Beck voiced commercials until the mid-1990s when his health couldn’t hold up much longer, a 60-plus-year career on the air. They made him wealthy. Friend Jeff David noted Beck “took care of a lot of people and no one will ever know who they are. He always sent his friends money; broken-down actors, radio and TV people.” His agent Fifi Oscard called Beck “one of the giants” and “the last of the grand old guard of radio performers.”

Beck was 92 when he died in 2004.


  1. Watching so many Famous Popeyes growing up made me appreciate Beck very much (He's definitively my favorite Bluto).

    1. Mine, too, though Wicke's voice suits the mid-30s shorts.
      The irony is the cartoons Beck was in devolved into predictable formula.

    2. Very true, but he at least made those shorts bearable to sit through for repeat viewings (along with Mercer and Questel). I don't mind sitting through formula as long as it's anchored by good banter ("You ain't calling no Olive for no date!").

  2. Beck's auditioning with "Here comes the prince" reminds me of a scene in some comedy film (whose title I can't dredge up at the moment, help me here) in which a hopeful player rehearses auditioning with different readings; "Here comes the PRINCE. Here COMES the prince. HERE comes the prince. Here comes the PRINCE???"

    1. Reminds me of a Bob and Ray show with guest Norm Prescott mulling over how to read "First News First," the opening to WHDH's 1:30 headlines.

    2. It suddenly came to me; it Jan Duggan as Cleopatra Pepperday in W.C. Fields' The Old Fashioned Way.

  3. Hans Christian Brando2 March 2023 at 00:49

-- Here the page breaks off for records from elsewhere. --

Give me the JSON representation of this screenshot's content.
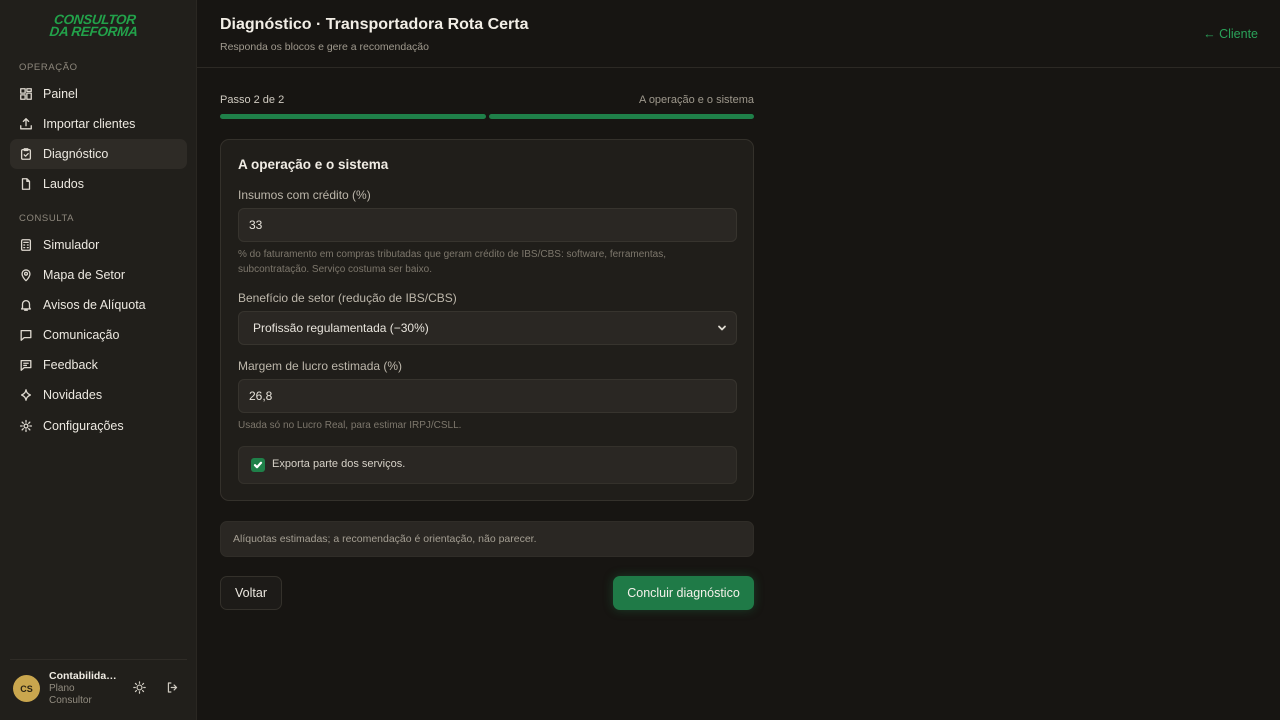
{
  "brand": {
    "line1": "CONSULTOR",
    "line2": "DA REFORMA",
    "color": "#22a14a"
  },
  "sidebar": {
    "section_operacao": "OPERAÇÃO",
    "section_consulta": "CONSULTA",
    "items": [
      {
        "label": "Painel",
        "icon": "grid-icon"
      },
      {
        "label": "Importar clientes",
        "icon": "upload-icon"
      },
      {
        "label": "Diagnóstico",
        "icon": "clipboard-check-icon",
        "active": true
      },
      {
        "label": "Laudos",
        "icon": "file-icon"
      },
      {
        "label": "Simulador",
        "icon": "calculator-icon"
      },
      {
        "label": "Mapa de Setor",
        "icon": "map-pin-icon"
      },
      {
        "label": "Avisos de Alíquota",
        "icon": "bell-icon"
      },
      {
        "label": "Comunicação",
        "icon": "chat-icon"
      },
      {
        "label": "Feedback",
        "icon": "message-square-icon"
      },
      {
        "label": "Novidades",
        "icon": "sparkle-icon"
      },
      {
        "label": "Configurações",
        "icon": "gear-icon"
      }
    ],
    "user": {
      "initials": "CS",
      "name": "Contabilidad...",
      "plan": "Plano Consultor"
    }
  },
  "header": {
    "title": "Diagnóstico · Transportadora Rota Certa",
    "subtitle": "Responda os blocos e gere a recomendação",
    "back_link": "← Cliente"
  },
  "progress": {
    "step_text": "Passo 2 de 2",
    "step_name": "A operação e o sistema",
    "current": 2,
    "total": 2
  },
  "form": {
    "title": "A operação e o sistema",
    "insumos": {
      "label": "Insumos com crédito (%)",
      "value": "33",
      "hint": "% do faturamento em compras tributadas que geram crédito de IBS/CBS: software, ferramentas, subcontratação. Serviço costuma ser baixo."
    },
    "beneficio": {
      "label": "Benefício de setor (redução de IBS/CBS)",
      "selected": "Profissão regulamentada (−30%)"
    },
    "margem": {
      "label": "Margem de lucro estimada (%)",
      "value": "26,8",
      "hint": "Usada só no Lucro Real, para estimar IRPJ/CSLL."
    },
    "exporta": {
      "label": "Exporta parte dos serviços.",
      "checked": true
    }
  },
  "disclaimer": "Alíquotas estimadas; a recomendação é orientação, não parecer.",
  "actions": {
    "back": "Voltar",
    "submit": "Concluir diagnóstico"
  },
  "colors": {
    "accent": "#1f7a47",
    "background": "#171512",
    "sidebar": "#211f1b"
  }
}
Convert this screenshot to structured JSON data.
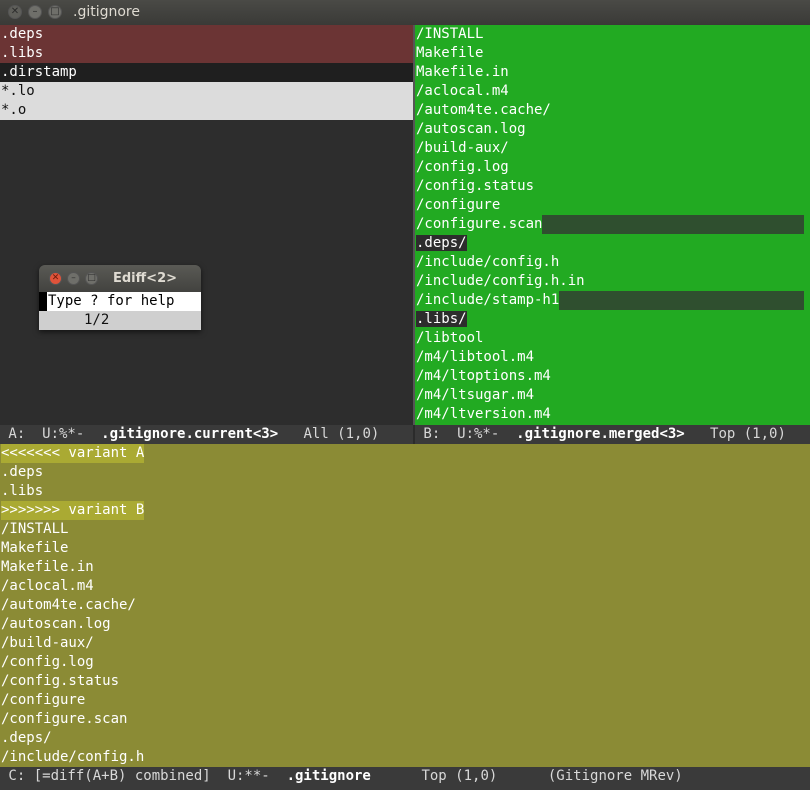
{
  "window": {
    "title": ".gitignore"
  },
  "paneA": {
    "lines": [
      ".deps",
      ".libs",
      ".dirstamp",
      "*.lo",
      "*.o"
    ],
    "modeline": {
      "left": " A:  U:%*-  ",
      "buffer": ".gitignore.current<3>",
      "right": "   All (1,0)"
    }
  },
  "paneB": {
    "lines": [
      "/INSTALL",
      "Makefile",
      "Makefile.in",
      "/aclocal.m4",
      "/autom4te.cache/",
      "/autoscan.log",
      "/build-aux/",
      "/config.log",
      "/config.status",
      "/configure",
      "/configure.scan",
      ".deps/",
      "/include/config.h",
      "/include/config.h.in",
      "/include/stamp-h1",
      ".libs/",
      "/libtool",
      "/m4/libtool.m4",
      "/m4/ltoptions.m4",
      "/m4/ltsugar.m4",
      "/m4/ltversion.m4"
    ],
    "modeline": {
      "left": " B:  U:%*-  ",
      "buffer": ".gitignore.merged<3>",
      "right": "   Top (1,0)"
    }
  },
  "paneC": {
    "variant_a": "<<<<<<< variant A",
    "variant_b": ">>>>>>> variant B",
    "lines_a": [
      ".deps",
      ".libs"
    ],
    "lines_b": [
      "/INSTALL",
      "Makefile",
      "Makefile.in",
      "/aclocal.m4",
      "/autom4te.cache/",
      "/autoscan.log",
      "/build-aux/",
      "/config.log",
      "/config.status",
      "/configure",
      "/configure.scan",
      ".deps/",
      "/include/config.h"
    ],
    "modeline": {
      "left": " C: [=diff(A+B) combined]  U:**-  ",
      "buffer": ".gitignore",
      "right": "      Top (1,0)      (Gitignore MRev)"
    }
  },
  "popup": {
    "title": "Ediff<2>",
    "help": "Type ? for help",
    "count": "1/2"
  },
  "colors": {
    "paneB_bg": "#22aa22",
    "paneC_bg": "#8b8b35",
    "diff_a_bg": "#6b3434"
  }
}
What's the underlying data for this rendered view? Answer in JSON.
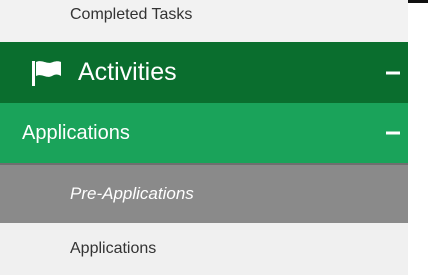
{
  "menu": {
    "completed_tasks": "Completed Tasks",
    "activities": {
      "label": "Activities",
      "icon": "flag-icon",
      "toggle": "collapse"
    },
    "applications_group": {
      "label": "Applications",
      "toggle": "collapse"
    },
    "items": [
      {
        "label": "Pre-Applications",
        "state": "selected"
      },
      {
        "label": "Applications"
      }
    ]
  },
  "colors": {
    "activities_bg": "#0a6e2e",
    "applications_bg": "#1aa35a",
    "selected_bg": "#8a8a8a",
    "item_bg": "#f0f0f0"
  }
}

    Even Woody Allen was a fan, using Beck in voiceover work in movies like "Take the Money and Run" and "Radio Days."